Work to be completed: Give the number of lines in the data that hold the word "meta", and nothing else.

(Excerpted data begins)

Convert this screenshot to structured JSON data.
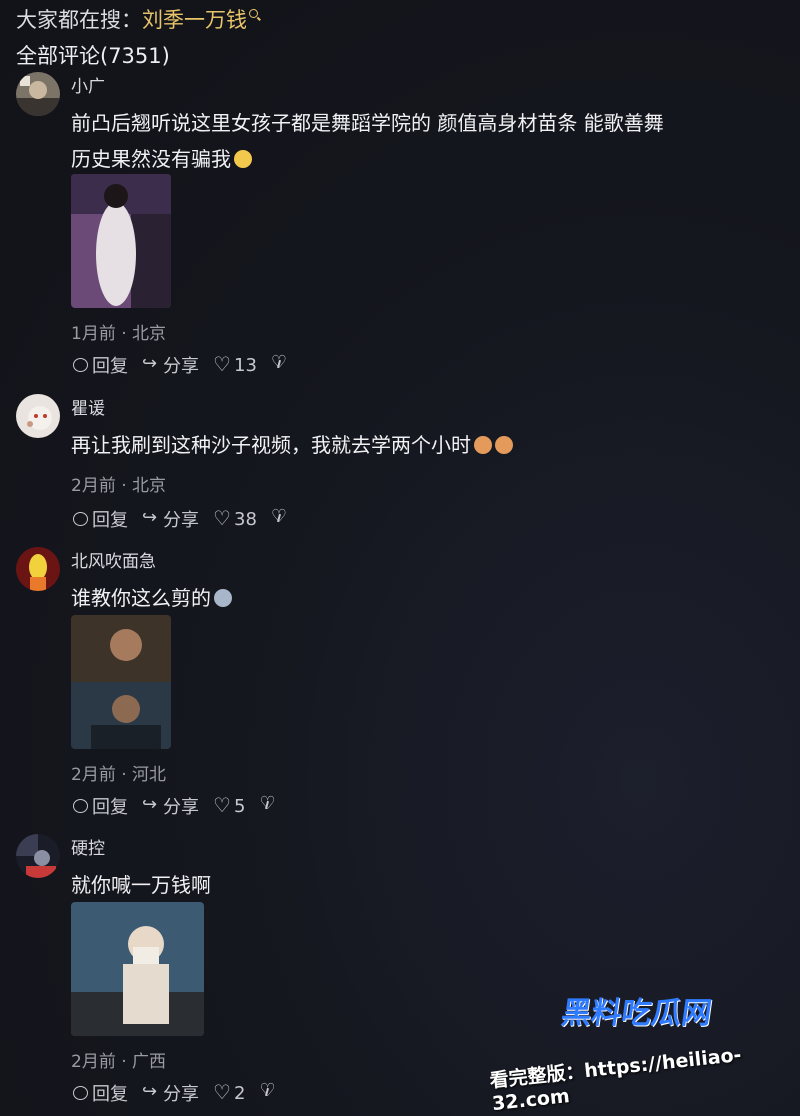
{
  "header": {
    "search_prefix": "大家都在搜：",
    "search_keyword": "刘季一万钱",
    "comment_count": "全部评论(7351)"
  },
  "actions": {
    "reply": "回复",
    "share": "分享"
  },
  "comments": [
    {
      "user": "小广",
      "text_line1": "前凸后翘听说这里女孩子都是舞蹈学院的 颜值高身材苗条 能歌善舞",
      "text_line2": "历史果然没有骗我",
      "meta": "1月前 · 北京",
      "likes": "13"
    },
    {
      "user": "瞿谖",
      "text_line1": "再让我刷到这种沙子视频，我就去学两个小时",
      "meta": "2月前 · 北京",
      "likes": "38"
    },
    {
      "user": "北风吹面急",
      "text_line1": "谁教你这么剪的",
      "meta": "2月前 · 河北",
      "likes": "5"
    },
    {
      "user": "硬控",
      "text_line1": "就你喊一万钱啊",
      "meta": "2月前 · 广西",
      "likes": "2"
    }
  ],
  "watermark": {
    "brand": "黑料吃瓜网",
    "line": "看完整版：https://heiliao-32.com"
  },
  "colors": {
    "keyword": "#e8c46a",
    "background": "#15171f",
    "watermark": "#2f7bff"
  }
}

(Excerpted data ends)

Solution: 4